=== RECORDS FOR PROCESSING ===

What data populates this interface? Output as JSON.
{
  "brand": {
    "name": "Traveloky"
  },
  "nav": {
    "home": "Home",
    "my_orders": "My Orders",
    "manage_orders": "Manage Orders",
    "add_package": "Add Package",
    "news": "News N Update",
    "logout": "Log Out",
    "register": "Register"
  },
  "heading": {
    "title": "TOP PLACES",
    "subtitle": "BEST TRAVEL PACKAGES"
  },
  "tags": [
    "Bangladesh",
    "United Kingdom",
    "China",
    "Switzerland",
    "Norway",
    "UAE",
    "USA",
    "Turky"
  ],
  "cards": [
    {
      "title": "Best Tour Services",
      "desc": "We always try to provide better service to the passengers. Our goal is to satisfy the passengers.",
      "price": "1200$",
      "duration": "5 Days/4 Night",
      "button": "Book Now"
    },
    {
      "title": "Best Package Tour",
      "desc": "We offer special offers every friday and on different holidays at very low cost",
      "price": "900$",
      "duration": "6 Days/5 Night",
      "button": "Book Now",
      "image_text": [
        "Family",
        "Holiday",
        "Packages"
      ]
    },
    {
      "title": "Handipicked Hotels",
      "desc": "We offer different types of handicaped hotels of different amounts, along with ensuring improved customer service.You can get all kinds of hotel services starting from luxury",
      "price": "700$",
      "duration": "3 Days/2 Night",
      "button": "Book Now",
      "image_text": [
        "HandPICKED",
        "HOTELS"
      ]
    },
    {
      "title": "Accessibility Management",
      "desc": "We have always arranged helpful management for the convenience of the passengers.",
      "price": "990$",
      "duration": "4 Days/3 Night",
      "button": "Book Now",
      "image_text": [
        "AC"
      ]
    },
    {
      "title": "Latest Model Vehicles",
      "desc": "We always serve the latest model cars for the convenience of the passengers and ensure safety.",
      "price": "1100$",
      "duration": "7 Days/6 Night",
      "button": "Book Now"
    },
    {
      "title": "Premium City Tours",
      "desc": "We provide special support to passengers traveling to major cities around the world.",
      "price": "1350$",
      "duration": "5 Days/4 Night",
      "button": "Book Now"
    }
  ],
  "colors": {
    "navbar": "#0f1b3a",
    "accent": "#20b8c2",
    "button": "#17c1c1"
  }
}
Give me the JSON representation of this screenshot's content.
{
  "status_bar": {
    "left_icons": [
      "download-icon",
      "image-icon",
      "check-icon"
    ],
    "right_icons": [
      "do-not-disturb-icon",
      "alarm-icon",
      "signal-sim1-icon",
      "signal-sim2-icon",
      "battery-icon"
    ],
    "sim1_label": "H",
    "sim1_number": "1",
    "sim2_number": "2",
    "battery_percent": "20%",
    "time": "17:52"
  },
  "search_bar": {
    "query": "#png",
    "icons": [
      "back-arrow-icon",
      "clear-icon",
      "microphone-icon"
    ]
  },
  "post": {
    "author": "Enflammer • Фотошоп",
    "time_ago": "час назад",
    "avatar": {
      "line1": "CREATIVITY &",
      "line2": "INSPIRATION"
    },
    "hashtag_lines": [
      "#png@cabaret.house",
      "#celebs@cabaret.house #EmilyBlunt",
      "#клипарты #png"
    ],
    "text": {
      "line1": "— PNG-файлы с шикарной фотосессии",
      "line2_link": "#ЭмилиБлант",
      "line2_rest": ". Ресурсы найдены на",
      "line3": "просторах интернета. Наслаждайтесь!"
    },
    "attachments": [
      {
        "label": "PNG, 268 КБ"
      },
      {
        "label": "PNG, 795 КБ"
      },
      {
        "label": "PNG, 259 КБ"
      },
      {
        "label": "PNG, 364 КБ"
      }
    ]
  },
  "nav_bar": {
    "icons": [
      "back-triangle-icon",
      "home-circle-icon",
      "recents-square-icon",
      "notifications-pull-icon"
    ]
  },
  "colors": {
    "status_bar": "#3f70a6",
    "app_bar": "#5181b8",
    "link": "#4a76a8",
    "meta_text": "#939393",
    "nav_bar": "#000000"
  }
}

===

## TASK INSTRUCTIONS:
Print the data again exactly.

## SOLUTION FOR THIS TASK:
What data populates this interface? Output as JSON.
{
  "brand": {
    "name": "Traveloky"
  },
  "nav": {
    "home": "Home",
    "my_orders": "My Orders",
    "manage_orders": "Manage Orders",
    "add_package": "Add Package",
    "news": "News N Update",
    "logout": "Log Out",
    "register": "Register"
  },
  "heading": {
    "title": "TOP PLACES",
    "subtitle": "BEST TRAVEL PACKAGES"
  },
  "tags": [
    "Bangladesh",
    "United Kingdom",
    "China",
    "Switzerland",
    "Norway",
    "UAE",
    "USA",
    "Turky"
  ],
  "cards": [
    {
      "title": "Best Tour Services",
      "desc": "We always try to provide better service to the passengers. Our goal is to satisfy the passengers.",
      "price": "1200$",
      "duration": "5 Days/4 Night",
      "button": "Book Now"
    },
    {
      "title": "Best Package Tour",
      "desc": "We offer special offers every friday and on different holidays at very low cost",
      "price": "900$",
      "duration": "6 Days/5 Night",
      "button": "Book Now",
      "image_text": [
        "Family",
        "Holiday",
        "Packages"
      ]
    },
    {
      "title": "Handipicked Hotels",
      "desc": "We offer different types of handicaped hotels of different amounts, along with ensuring improved customer service.You can get all kinds of hotel services starting from luxury",
      "price": "700$",
      "duration": "3 Days/2 Night",
      "button": "Book Now",
      "image_text": [
        "HandPICKED",
        "HOTELS"
      ]
    },
    {
      "title": "Accessibility Management",
      "desc": "We have always arranged helpful management for the convenience of the passengers.",
      "price": "990$",
      "duration": "4 Days/3 Night",
      "button": "Book Now",
      "image_text": [
        "AC"
      ]
    },
    {
      "title": "Latest Model Vehicles",
      "desc": "We always serve the latest model cars for the convenience of the passengers and ensure safety.",
      "price": "1100$",
      "duration": "7 Days/6 Night",
      "button": "Book Now"
    },
    {
      "title": "Premium City Tours",
      "desc": "We provide special support to passengers traveling to major cities around the world.",
      "price": "1350$",
      "duration": "5 Days/4 Night",
      "button": "Book Now"
    }
  ],
  "colors": {
    "navbar": "#0f1b3a",
    "accent": "#20b8c2",
    "button": "#17c1c1"
  }
}
Give me the JSON representation of this screenshot's content.
{
  "status_bar": {
    "left_icons": [
      "download-icon",
      "image-icon",
      "check-icon"
    ],
    "right_icons": [
      "do-not-disturb-icon",
      "alarm-icon",
      "signal-sim1-icon",
      "signal-sim2-icon",
      "battery-icon"
    ],
    "sim1_label": "H",
    "sim1_number": "1",
    "sim2_number": "2",
    "battery_percent": "20%",
    "time": "17:52"
  },
  "search_bar": {
    "query": "#png",
    "icons": [
      "back-arrow-icon",
      "clear-icon",
      "microphone-icon"
    ]
  },
  "post": {
    "author": "Enflammer • Фотошоп",
    "time_ago": "час назад",
    "avatar": {
      "line1": "CREATIVITY &",
      "line2": "INSPIRATION"
    },
    "hashtag_lines": [
      "#png@cabaret.house",
      "#celebs@cabaret.house #EmilyBlunt",
      "#клипарты #png"
    ],
    "text": {
      "line1": "— PNG-файлы с шикарной фотосессии",
      "line2_link": "#ЭмилиБлант",
      "line2_rest": ". Ресурсы найдены на",
      "line3": "просторах интернета. Наслаждайтесь!"
    },
    "attachments": [
      {
        "label": "PNG, 268 КБ"
      },
      {
        "label": "PNG, 795 КБ"
      },
      {
        "label": "PNG, 259 КБ"
      },
      {
        "label": "PNG, 364 КБ"
      }
    ]
  },
  "nav_bar": {
    "icons": [
      "back-triangle-icon",
      "home-circle-icon",
      "recents-square-icon",
      "notifications-pull-icon"
    ]
  },
  "colors": {
    "status_bar": "#3f70a6",
    "app_bar": "#5181b8",
    "link": "#4a76a8",
    "meta_text": "#939393",
    "nav_bar": "#000000"
  }
}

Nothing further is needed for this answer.